== Exercise ==
Count how many lines of the data below contain the string "Design"; the reply should be that number alone.

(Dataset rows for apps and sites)

|---|

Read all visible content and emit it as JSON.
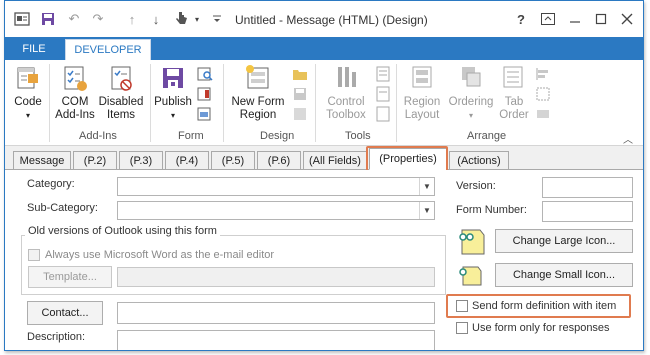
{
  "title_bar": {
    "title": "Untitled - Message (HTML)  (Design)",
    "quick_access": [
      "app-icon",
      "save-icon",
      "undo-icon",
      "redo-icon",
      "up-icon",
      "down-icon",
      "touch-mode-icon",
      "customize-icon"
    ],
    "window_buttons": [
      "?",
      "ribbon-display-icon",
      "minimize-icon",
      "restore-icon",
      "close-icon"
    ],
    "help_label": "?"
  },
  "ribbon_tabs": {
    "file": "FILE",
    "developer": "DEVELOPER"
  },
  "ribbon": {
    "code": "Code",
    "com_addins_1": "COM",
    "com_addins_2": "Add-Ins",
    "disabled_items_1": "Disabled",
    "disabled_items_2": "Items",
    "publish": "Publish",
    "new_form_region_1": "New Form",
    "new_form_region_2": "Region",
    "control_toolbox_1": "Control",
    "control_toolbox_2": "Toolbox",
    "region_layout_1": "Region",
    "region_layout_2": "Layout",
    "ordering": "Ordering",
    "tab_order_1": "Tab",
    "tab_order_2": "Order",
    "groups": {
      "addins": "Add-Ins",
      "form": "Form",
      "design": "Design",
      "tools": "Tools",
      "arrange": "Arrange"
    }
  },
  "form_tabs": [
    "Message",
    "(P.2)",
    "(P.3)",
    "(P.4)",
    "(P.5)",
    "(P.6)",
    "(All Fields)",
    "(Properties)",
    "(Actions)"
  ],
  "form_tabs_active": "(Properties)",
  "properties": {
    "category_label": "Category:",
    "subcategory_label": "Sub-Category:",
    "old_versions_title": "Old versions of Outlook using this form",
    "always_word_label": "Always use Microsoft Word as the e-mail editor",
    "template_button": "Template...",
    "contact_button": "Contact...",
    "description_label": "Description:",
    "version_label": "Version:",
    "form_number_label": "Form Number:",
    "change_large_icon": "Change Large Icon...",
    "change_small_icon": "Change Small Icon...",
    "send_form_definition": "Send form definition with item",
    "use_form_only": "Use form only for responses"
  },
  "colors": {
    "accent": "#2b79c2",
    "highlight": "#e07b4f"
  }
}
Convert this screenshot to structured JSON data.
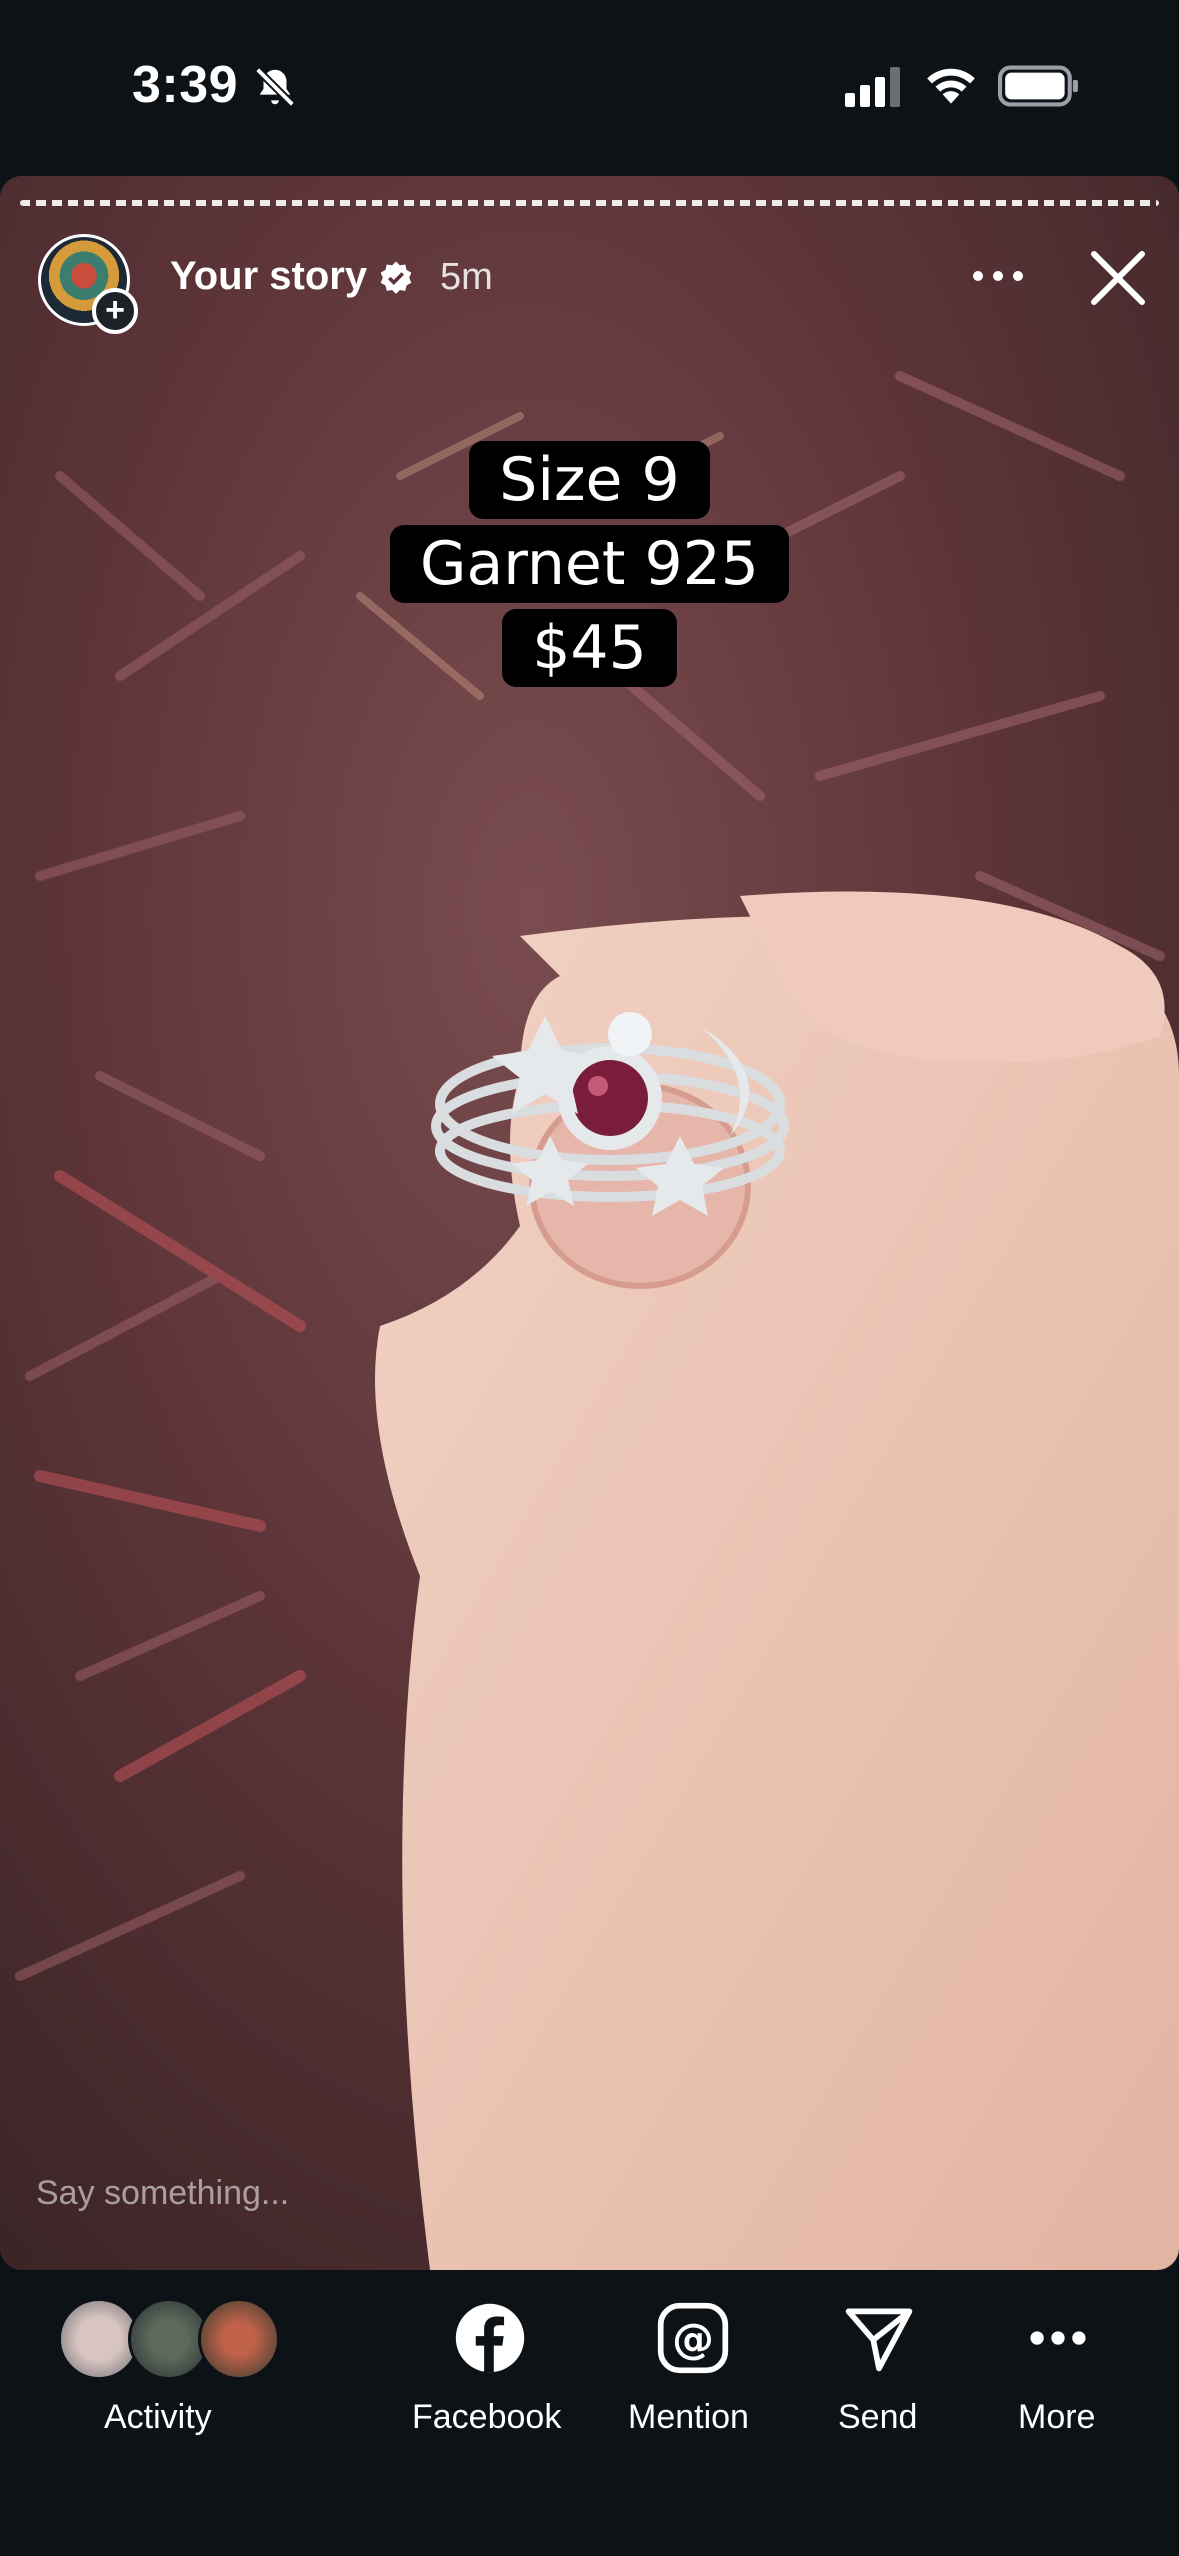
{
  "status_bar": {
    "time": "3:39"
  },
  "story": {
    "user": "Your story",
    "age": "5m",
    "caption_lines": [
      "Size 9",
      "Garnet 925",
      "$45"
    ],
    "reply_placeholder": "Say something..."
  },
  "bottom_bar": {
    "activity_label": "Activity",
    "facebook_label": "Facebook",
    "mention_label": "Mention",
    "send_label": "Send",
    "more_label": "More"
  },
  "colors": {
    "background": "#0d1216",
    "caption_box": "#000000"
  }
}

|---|

== Output for this exercise ==
2